‘Aladdin’ Takes Us on a Magic Carpet Ride

Broken Box’s Newest Play Runs November 29 through December 1

In the coming weeks, Broken Box can be found in a rather unusual situation—guys dressing up as women, a girl playing the lead male and occasionally, some breaking into song. The reason? Broken Box is rehearsing “Aladdin,” the selection for this year’s annual fall production.

But don’t expect the Disney version. Created by Stuart Arden, this “Aladdin” is a British pantomime, which is a form of theater that incorporates a lot of audience participation.

“What’s nice about it is that it’s enjoyable for little kids, because they enjoy the physical humor, but a lot of the lines, a lot of the jokes are aimed at adults,” drama teacher Nancy Moran said. “You can really attract both ends of the spectrum for your audience.”

Cast members have been enjoying the different experience.

“I was really excited,” senior Marissa Palmor said. “We usually stick to things like Shakespeare … I think it’s good for us to be thrown into something challenging.”

Marissa will be playing the lead male role of Aladdin; the gender-switch is a tradition for British pantomime. Senior Grayson Carr plays Widow Twanky, Aladdin’s mother, also following the tradition of a male playing the lead female.

“It was hard in the beginning to find a character that wouldn’t be too annoying,” Grayson said. “It’s such a physical, big role—it can be really hard.”

British pantomime is largely based on puns and slapstick humor. But Broken Box had some more serious issues as well—the character of a Chinese inspector incited much debate.

“[His lines] were very stereotypical … of Asians,” Moran said. “And we have to be aware of how we present ourselves to the community.”

After several class discussions, the class decided to alter the character. However, rehearsals have been running smoothly.

Another unique aspect of this product is the addition of songs.

“They’re taken off really well-known songs,” junior Katie Chansler said. “They’re songs that people today would recognize. … We’re not really used to it so at first, it was kind of difficult.”

Nevertheless, they have so far come across only small problems with things like entrance and exit cues, appropriate gestures of shock and horror and cape-swishing techniques.

“They’ve really started to make it their own,” Moran said.

This is the first Broken Box production for sophomore Emma Carr, who plays Princess Martini, somewhat the equivalent of Disney’s Princess Jasmine.

“It’s exciting to finally be in Broken Box,” Emma said. “And I think [“Aladdin”] is a good play to start with, because it’s a comedy.

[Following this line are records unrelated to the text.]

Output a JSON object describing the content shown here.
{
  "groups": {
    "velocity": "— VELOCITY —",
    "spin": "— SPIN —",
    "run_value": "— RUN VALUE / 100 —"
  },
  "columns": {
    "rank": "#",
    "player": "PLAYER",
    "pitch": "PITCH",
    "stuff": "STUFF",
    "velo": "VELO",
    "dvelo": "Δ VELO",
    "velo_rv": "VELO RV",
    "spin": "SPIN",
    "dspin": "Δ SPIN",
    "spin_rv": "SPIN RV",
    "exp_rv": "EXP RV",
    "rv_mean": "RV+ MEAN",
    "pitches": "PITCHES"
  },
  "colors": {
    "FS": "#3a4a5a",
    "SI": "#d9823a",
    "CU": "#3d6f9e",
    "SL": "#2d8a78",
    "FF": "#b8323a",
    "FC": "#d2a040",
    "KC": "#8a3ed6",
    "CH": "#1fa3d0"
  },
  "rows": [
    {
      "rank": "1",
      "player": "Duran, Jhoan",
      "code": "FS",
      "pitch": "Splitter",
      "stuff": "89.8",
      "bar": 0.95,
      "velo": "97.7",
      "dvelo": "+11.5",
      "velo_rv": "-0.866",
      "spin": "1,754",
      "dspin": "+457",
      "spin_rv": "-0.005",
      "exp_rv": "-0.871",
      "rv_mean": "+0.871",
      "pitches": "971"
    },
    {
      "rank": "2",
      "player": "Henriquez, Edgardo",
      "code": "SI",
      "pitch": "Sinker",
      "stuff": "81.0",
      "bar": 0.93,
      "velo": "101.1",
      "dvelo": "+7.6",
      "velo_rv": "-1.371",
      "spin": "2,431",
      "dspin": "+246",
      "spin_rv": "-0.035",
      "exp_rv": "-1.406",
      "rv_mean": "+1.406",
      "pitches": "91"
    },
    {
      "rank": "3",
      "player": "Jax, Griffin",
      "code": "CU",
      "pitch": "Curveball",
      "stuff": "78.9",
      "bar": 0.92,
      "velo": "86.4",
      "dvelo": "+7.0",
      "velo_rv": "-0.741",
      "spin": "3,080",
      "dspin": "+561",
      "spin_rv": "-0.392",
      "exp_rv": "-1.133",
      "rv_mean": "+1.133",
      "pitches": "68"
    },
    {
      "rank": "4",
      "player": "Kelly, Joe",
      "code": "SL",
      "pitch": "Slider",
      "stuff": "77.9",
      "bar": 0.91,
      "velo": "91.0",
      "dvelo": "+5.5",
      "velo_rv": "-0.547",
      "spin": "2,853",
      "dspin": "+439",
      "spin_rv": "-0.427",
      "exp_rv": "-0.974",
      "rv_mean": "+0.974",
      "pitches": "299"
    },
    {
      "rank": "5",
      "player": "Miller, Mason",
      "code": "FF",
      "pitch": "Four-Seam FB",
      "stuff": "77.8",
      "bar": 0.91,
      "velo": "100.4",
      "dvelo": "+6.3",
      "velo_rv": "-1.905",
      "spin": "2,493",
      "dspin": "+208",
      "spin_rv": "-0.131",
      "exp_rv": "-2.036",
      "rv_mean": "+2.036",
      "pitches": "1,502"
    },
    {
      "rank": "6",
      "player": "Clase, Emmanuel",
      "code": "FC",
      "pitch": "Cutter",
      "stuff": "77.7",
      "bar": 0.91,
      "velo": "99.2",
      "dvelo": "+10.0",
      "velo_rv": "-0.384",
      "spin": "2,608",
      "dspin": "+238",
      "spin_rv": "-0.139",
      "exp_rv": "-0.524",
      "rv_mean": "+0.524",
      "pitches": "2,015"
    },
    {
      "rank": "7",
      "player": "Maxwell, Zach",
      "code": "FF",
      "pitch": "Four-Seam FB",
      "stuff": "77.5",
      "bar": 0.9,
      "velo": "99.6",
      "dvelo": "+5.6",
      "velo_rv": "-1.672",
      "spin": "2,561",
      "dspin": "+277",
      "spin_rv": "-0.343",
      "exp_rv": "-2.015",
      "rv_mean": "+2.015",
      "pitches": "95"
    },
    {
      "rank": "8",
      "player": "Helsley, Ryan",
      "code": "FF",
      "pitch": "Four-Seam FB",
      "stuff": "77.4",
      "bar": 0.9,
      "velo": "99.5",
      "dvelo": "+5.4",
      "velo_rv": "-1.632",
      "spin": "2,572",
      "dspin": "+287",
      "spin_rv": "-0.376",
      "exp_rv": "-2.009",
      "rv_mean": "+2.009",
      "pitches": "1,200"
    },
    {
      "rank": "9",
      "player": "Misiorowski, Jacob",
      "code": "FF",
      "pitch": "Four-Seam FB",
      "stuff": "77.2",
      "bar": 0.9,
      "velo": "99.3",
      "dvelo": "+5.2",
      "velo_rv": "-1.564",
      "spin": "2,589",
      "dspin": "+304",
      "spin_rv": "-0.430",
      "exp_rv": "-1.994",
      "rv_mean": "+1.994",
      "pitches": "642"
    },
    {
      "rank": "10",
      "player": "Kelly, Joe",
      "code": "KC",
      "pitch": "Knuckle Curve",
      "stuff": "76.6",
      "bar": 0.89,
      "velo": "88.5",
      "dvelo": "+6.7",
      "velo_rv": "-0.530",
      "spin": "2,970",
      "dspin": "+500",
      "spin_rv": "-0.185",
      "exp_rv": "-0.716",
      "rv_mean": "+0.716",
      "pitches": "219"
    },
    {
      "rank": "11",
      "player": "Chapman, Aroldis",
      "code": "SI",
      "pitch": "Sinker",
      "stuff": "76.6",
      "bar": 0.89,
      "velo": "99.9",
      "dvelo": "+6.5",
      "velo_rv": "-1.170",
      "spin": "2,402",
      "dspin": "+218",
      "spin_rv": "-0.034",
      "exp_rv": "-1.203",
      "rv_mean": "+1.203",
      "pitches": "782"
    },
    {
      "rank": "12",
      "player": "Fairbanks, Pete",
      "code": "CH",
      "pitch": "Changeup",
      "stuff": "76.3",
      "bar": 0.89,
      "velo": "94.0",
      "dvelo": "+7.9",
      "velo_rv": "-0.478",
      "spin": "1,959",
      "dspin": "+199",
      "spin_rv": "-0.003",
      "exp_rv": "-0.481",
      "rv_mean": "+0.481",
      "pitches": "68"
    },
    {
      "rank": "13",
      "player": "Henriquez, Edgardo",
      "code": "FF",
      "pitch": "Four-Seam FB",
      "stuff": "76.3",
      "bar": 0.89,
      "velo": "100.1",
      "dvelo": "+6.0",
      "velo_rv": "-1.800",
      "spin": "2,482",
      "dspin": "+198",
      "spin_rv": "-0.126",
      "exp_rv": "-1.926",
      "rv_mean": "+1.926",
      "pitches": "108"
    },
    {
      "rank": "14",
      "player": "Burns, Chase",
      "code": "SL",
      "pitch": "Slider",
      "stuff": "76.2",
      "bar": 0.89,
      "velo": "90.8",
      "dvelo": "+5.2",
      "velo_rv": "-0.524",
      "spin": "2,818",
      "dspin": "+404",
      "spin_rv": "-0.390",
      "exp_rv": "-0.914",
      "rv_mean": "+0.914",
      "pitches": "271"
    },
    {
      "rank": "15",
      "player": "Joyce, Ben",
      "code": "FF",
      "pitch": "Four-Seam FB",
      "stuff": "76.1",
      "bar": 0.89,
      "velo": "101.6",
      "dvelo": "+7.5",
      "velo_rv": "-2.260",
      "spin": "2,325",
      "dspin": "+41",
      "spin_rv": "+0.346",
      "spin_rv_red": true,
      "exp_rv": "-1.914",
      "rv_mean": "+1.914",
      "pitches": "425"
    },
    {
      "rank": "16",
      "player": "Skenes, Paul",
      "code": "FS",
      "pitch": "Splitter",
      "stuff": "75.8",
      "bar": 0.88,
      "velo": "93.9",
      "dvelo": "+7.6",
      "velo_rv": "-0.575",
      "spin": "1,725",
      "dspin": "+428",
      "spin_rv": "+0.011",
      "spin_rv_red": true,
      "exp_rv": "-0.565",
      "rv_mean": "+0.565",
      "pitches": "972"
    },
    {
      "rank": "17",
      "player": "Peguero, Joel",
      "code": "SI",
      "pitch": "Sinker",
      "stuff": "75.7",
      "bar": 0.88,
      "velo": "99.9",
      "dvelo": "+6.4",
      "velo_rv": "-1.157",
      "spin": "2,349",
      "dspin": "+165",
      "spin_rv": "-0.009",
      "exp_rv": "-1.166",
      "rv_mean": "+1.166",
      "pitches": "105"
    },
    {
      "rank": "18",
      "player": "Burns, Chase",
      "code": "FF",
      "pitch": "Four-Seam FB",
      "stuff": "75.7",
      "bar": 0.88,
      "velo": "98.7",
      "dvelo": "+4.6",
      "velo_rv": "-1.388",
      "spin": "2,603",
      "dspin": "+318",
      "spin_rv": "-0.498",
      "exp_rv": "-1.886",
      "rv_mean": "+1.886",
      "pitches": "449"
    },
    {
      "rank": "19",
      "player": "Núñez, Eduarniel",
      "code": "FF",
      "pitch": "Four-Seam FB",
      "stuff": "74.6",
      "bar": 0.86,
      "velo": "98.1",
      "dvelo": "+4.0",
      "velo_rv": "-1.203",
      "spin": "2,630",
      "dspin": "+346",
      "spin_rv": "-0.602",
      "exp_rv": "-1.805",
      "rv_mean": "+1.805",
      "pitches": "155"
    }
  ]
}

It’s easier for actors to get into.

For both returning and new Broken Box members, “Aladdin” seems like it will be a success.

“It’s really fun … and really outrageous,” Marissa said.

Broken Box will be performing “Aladdin” November 29 and 30 at 7 p.m. and December 1 at 2 p.m. and 7 p.m. Tickets cost $5 ahead of time and $8 at the door.